(Beginning of Provided information)

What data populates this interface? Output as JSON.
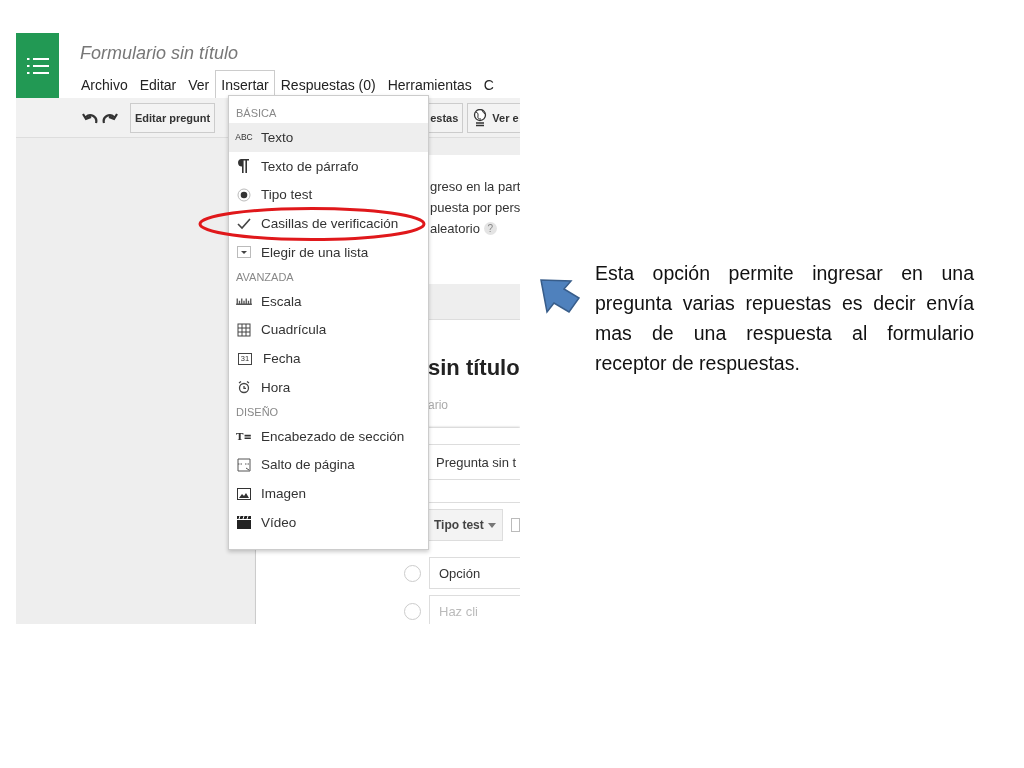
{
  "app": {
    "title": "Formulario sin título"
  },
  "menubar": [
    {
      "label": "Archivo",
      "selected": false
    },
    {
      "label": "Editar",
      "selected": false
    },
    {
      "label": "Ver",
      "selected": false
    },
    {
      "label": "Insertar",
      "selected": true
    },
    {
      "label": "Respuestas (0)",
      "selected": false
    },
    {
      "label": "Herramientas",
      "selected": false
    },
    {
      "label": "C",
      "selected": false
    }
  ],
  "toolbar": {
    "edit_button": "Editar pregunt",
    "responses_button": "estas",
    "view_button": "Ver e"
  },
  "settings_card": {
    "lines": [
      "greso en la part",
      "puesta por pers",
      "aleatorio"
    ],
    "help": "?"
  },
  "form": {
    "title": "sin título",
    "description": "ario"
  },
  "question": {
    "title_field": "Pregunta sin t",
    "type_button": "Tipo test",
    "checkbox_checked": false,
    "options": [
      {
        "value": "Opción",
        "placeholder": false,
        "selected": false
      },
      {
        "value": "Haz cli",
        "placeholder": true,
        "selected": false
      }
    ]
  },
  "insert_menu": [
    {
      "title": "BÁSICA",
      "items": [
        {
          "label": "Texto",
          "icon_text": "ABC",
          "selected": true,
          "circled": false
        },
        {
          "label": "Texto de párrafo",
          "selected": false,
          "circled": false
        },
        {
          "label": "Tipo test",
          "selected": false,
          "circled": false
        },
        {
          "label": "Casillas de verificación",
          "selected": false,
          "circled": true
        },
        {
          "label": "Elegir de una lista",
          "selected": false,
          "circled": false
        }
      ]
    },
    {
      "title": "AVANZADA",
      "items": [
        {
          "label": "Escala",
          "selected": false,
          "circled": false
        },
        {
          "label": "Cuadrícula",
          "selected": false,
          "circled": false
        },
        {
          "label": "Fecha",
          "icon_text": "31",
          "selected": false,
          "circled": false
        },
        {
          "label": "Hora",
          "selected": false,
          "circled": false
        }
      ]
    },
    {
      "title": "DISEÑO",
      "items": [
        {
          "label": "Encabezado de sección",
          "icon_text": "T≡",
          "selected": false,
          "circled": false
        },
        {
          "label": "Salto de página",
          "selected": false,
          "circled": false
        },
        {
          "label": "Imagen",
          "selected": false,
          "circled": false
        },
        {
          "label": "Vídeo",
          "selected": false,
          "circled": false
        }
      ]
    }
  ],
  "annotation": {
    "text": "Esta opción permite ingresar en una pregunta varias repuestas es decir envía mas de una respuesta al formulario receptor de respuestas."
  }
}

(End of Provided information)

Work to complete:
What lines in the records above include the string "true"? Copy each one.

Reply:
      "selected": true
        "placeholder": true,
          "selected": true,
          "circled": true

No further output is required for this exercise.